--- TASK REQUIREMENTS ---
Count the lines in the records below that contain the word "Labor", and reply with only that number.

--- EXTRACTED DATA ---
== Segment start ==
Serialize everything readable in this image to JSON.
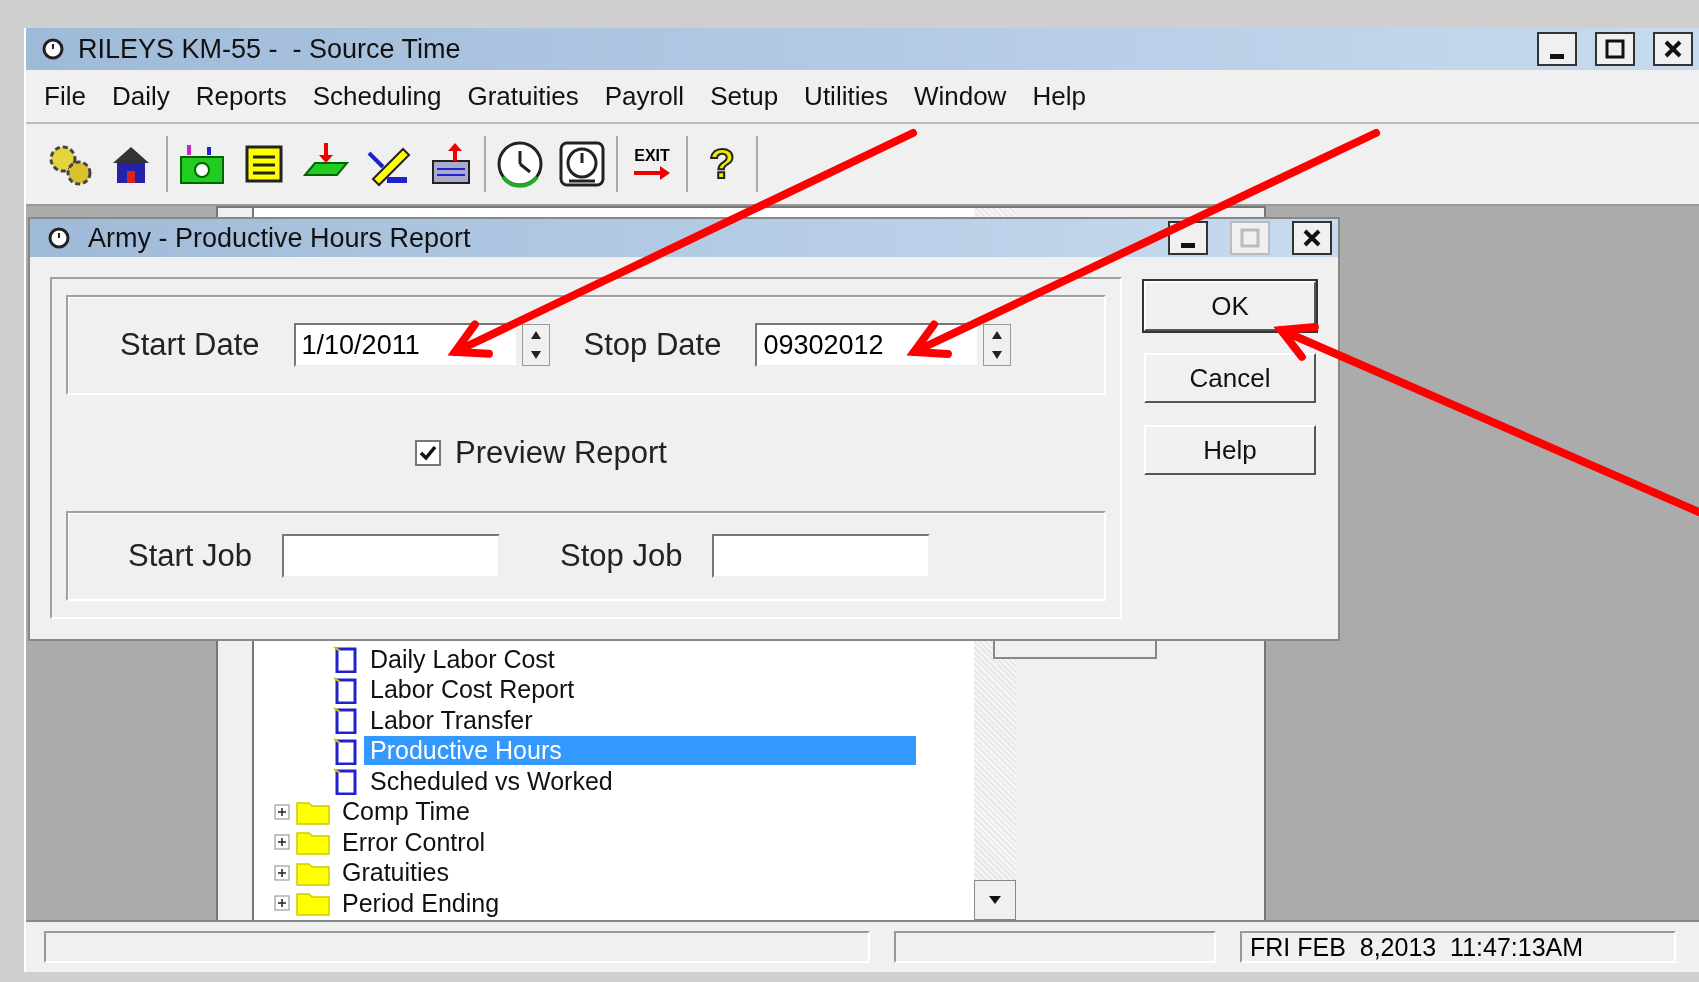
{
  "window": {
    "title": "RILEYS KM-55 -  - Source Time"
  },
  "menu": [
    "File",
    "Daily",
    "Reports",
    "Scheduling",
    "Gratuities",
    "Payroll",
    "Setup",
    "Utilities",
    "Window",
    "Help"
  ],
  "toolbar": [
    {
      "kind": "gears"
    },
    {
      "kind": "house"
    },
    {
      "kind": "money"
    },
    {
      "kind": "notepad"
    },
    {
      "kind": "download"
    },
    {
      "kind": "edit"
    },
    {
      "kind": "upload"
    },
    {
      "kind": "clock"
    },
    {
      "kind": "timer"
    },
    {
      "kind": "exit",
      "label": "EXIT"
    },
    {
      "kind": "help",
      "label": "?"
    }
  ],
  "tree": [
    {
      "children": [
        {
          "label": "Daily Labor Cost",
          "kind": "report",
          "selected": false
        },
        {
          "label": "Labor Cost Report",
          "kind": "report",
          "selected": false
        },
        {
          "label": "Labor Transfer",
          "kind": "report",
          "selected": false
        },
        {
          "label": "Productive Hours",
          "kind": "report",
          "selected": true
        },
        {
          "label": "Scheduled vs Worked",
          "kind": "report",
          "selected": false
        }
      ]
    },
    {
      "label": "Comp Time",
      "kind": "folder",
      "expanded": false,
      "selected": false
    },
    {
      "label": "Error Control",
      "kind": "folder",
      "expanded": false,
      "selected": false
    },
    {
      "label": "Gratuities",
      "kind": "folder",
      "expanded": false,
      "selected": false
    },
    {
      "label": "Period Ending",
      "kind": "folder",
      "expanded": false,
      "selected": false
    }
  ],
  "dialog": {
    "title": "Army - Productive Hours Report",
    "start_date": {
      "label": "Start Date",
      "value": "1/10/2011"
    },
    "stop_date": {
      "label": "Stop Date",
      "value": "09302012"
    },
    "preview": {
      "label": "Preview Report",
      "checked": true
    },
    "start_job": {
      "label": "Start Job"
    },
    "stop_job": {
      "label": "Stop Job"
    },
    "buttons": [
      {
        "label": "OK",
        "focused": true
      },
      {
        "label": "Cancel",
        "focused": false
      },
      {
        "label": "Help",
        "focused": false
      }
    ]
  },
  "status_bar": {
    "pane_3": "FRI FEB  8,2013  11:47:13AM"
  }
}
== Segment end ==
--- EXERCISE RESULT ---
3